Dunbar Castle was taken into Crown ownership following the forfeiture of George II, Earl of March. By this time the castle was ruinous but substantial rebuilding was initiated. The upgrades were significant enough to enable the castle to withstand another English assault, led by Henry Percy, in 1435. Another attack in 1448 saw Dunbar Castle badly damaged once more and it is unclear what rebuilding took place before the castle was purposely slighted in 1488 to again deny its use to the English.
Dunbar Castle was rebuilt in 1515 during a period of fighting between England and Scotland. The conflict continued sporadically through the reigns of Henry VIII and Edward VI culminating in the war of the Rough Wooing; an attempt to force a marriage alliance between Edward VI and Mary, Queen of Scots. In 1547 the English had significant success at the Battle of Pinkie but the English commander - Edward Seymour, Duke of Somerset - was unable to press home his advantage. The following year though he did raid into Scotland attacking Dunbar Castle and leaving the site ruinous.
The castle was extensively upgraded by Marie de Guise, widowed Queen of James V, between 1550 and 1560. These upgrades restored the castle to a first rate fortification and accordingly her daughter - Mary, Queen of Scots - made regular use of the site during her reign. Of note she chose it as the location to rally her supporters following the murder of her unpopular Italian secretary, David Riccio, at Holywood Palace. Another important visit occurred in April 1567 when she arrived there with James Hepburn, Earl of Bothwell. He had allegedly kidnapped Mary and had taken her first to Hailes Castle and then onto Dunbar. Whether this action was with the connivance of the Queen or not is disputed. Either way, it spelled the end for her regime with key magnates rising in rebellion. On 15 June 1567 at Carberry Hill near Edinburgh she surrendered to her opponents and was imprisoned in Lochleven Castle where she was forced to abdicate in favour of her infant son, James. Whilst she escaped and rallied her forces she was defeated at the Battle of Langside, fought on 13 May 1568, and fled to Carlisle Castle in England. Bothwell fled to Dunbar Castle and then abroad to Norway hoping to enlist the support of Frederick II of Denmark.
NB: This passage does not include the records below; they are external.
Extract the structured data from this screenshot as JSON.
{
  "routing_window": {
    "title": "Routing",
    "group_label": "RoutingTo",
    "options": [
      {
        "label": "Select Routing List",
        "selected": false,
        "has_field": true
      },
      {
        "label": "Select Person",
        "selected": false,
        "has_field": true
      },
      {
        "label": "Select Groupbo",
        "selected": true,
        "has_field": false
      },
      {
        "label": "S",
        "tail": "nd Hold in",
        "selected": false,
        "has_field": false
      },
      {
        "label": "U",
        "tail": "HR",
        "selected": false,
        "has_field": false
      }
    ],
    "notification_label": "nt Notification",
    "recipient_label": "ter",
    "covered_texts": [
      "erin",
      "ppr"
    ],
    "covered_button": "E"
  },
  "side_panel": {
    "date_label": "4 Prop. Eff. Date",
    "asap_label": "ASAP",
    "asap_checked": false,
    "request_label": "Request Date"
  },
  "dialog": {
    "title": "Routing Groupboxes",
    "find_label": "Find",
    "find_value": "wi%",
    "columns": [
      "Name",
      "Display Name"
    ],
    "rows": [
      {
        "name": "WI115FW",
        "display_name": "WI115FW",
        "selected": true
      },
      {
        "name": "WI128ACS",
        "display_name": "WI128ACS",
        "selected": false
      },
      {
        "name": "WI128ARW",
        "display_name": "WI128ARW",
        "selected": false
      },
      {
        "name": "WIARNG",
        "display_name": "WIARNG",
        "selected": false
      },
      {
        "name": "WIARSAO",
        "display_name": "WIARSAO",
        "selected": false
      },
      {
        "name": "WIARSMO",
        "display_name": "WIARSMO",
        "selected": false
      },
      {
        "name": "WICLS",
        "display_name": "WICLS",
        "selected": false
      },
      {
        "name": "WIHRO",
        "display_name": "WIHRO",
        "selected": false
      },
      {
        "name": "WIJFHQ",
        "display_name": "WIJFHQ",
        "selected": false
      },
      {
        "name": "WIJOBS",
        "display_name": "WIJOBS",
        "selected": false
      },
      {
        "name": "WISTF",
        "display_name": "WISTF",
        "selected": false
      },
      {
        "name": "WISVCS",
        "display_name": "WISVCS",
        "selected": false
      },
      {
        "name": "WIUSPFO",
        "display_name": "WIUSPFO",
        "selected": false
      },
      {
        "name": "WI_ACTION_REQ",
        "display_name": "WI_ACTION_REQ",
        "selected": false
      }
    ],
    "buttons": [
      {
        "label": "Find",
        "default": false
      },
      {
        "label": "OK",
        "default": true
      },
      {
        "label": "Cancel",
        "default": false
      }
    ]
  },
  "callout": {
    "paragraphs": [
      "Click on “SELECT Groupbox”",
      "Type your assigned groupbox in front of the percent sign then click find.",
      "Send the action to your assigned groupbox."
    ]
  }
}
However, the King imprisoned him and he was never released.
Bothwell left some of his supporters to hold Dunbar Castle and Regency forces besieged the castle in September 1567. They were eventually ejected but Dunbar Castle was once again slighted to prevent any reoccurrence with some of the stone robbed to rebuild the quay side at Leith. The castle was never rebuilt and suffered further destruction when the Victorian harbour, complete with its own gun battery in the north-east corner, was built in 1844. This created a new entrance for the harbour with ships sailing through what was once the centre of the medieval castle. What is left has been closed to the public since 1993 when a portion collapsed into the sea.
The Keep was upgraded into an artillery blockhouse in the sixteenth century.